Segment Start: MATERIAL PROVIDED

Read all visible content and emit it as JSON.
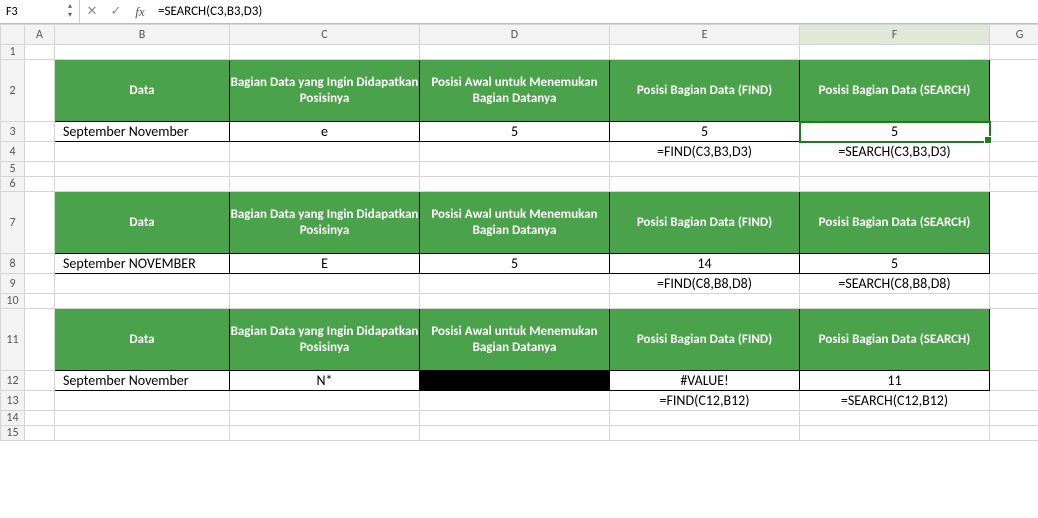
{
  "namebox": "F3",
  "formula": "=SEARCH(C3,B3,D3)",
  "columns": [
    "A",
    "B",
    "C",
    "D",
    "E",
    "F",
    "G"
  ],
  "rows": [
    "1",
    "2",
    "3",
    "4",
    "5",
    "6",
    "7",
    "8",
    "9",
    "10",
    "11",
    "12",
    "13",
    "14",
    "15"
  ],
  "hdr": {
    "data": "Data",
    "part": "Bagian Data yang Ingin Didapatkan Posisinya",
    "start": "Posisi Awal untuk Menemukan Bagian Datanya",
    "find": "Posisi Bagian Data (FIND)",
    "search": "Posisi Bagian Data (SEARCH)"
  },
  "t1": {
    "b": "September November",
    "c": "e",
    "d": "5",
    "e": "5",
    "f": "5",
    "noteE": "=FIND(C3,B3,D3)",
    "noteF": "=SEARCH(C3,B3,D3)"
  },
  "t2": {
    "b": "September NOVEMBER",
    "c": "E",
    "d": "5",
    "e": "14",
    "f": "5",
    "noteE": "=FIND(C8,B8,D8)",
    "noteF": "=SEARCH(C8,B8,D8)"
  },
  "t3": {
    "b": "September November",
    "c": "N*",
    "d": "",
    "e": "#VALUE!",
    "f": "11",
    "noteE": "=FIND(C12,B12)",
    "noteF": "=SEARCH(C12,B12)"
  },
  "chart_data": {
    "type": "table",
    "tables": [
      {
        "row": 3,
        "Data": "September November",
        "Bagian": "e",
        "Posisi_Awal": 5,
        "FIND": 5,
        "SEARCH": 5
      },
      {
        "row": 8,
        "Data": "September NOVEMBER",
        "Bagian": "E",
        "Posisi_Awal": 5,
        "FIND": 14,
        "SEARCH": 5
      },
      {
        "row": 12,
        "Data": "September November",
        "Bagian": "N*",
        "Posisi_Awal": null,
        "FIND": "#VALUE!",
        "SEARCH": 11
      }
    ]
  }
}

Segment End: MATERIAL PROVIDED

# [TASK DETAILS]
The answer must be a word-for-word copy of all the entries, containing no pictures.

# [REPLY TO THE EXERCISE]
Read all visible content and emit it as JSON.
{
  "namebox": "F3",
  "formula": "=SEARCH(C3,B3,D3)",
  "columns": [
    "A",
    "B",
    "C",
    "D",
    "E",
    "F",
    "G"
  ],
  "rows": [
    "1",
    "2",
    "3",
    "4",
    "5",
    "6",
    "7",
    "8",
    "9",
    "10",
    "11",
    "12",
    "13",
    "14",
    "15"
  ],
  "hdr": {
    "data": "Data",
    "part": "Bagian Data yang Ingin Didapatkan Posisinya",
    "start": "Posisi Awal untuk Menemukan Bagian Datanya",
    "find": "Posisi Bagian Data (FIND)",
    "search": "Posisi Bagian Data (SEARCH)"
  },
  "t1": {
    "b": "September November",
    "c": "e",
    "d": "5",
    "e": "5",
    "f": "5",
    "noteE": "=FIND(C3,B3,D3)",
    "noteF": "=SEARCH(C3,B3,D3)"
  },
  "t2": {
    "b": "September NOVEMBER",
    "c": "E",
    "d": "5",
    "e": "14",
    "f": "5",
    "noteE": "=FIND(C8,B8,D8)",
    "noteF": "=SEARCH(C8,B8,D8)"
  },
  "t3": {
    "b": "September November",
    "c": "N*",
    "d": "",
    "e": "#VALUE!",
    "f": "11",
    "noteE": "=FIND(C12,B12)",
    "noteF": "=SEARCH(C12,B12)"
  },
  "chart_data": {
    "type": "table",
    "tables": [
      {
        "row": 3,
        "Data": "September November",
        "Bagian": "e",
        "Posisi_Awal": 5,
        "FIND": 5,
        "SEARCH": 5
      },
      {
        "row": 8,
        "Data": "September NOVEMBER",
        "Bagian": "E",
        "Posisi_Awal": 5,
        "FIND": 14,
        "SEARCH": 5
      },
      {
        "row": 12,
        "Data": "September November",
        "Bagian": "N*",
        "Posisi_Awal": null,
        "FIND": "#VALUE!",
        "SEARCH": 11
      }
    ]
  }
}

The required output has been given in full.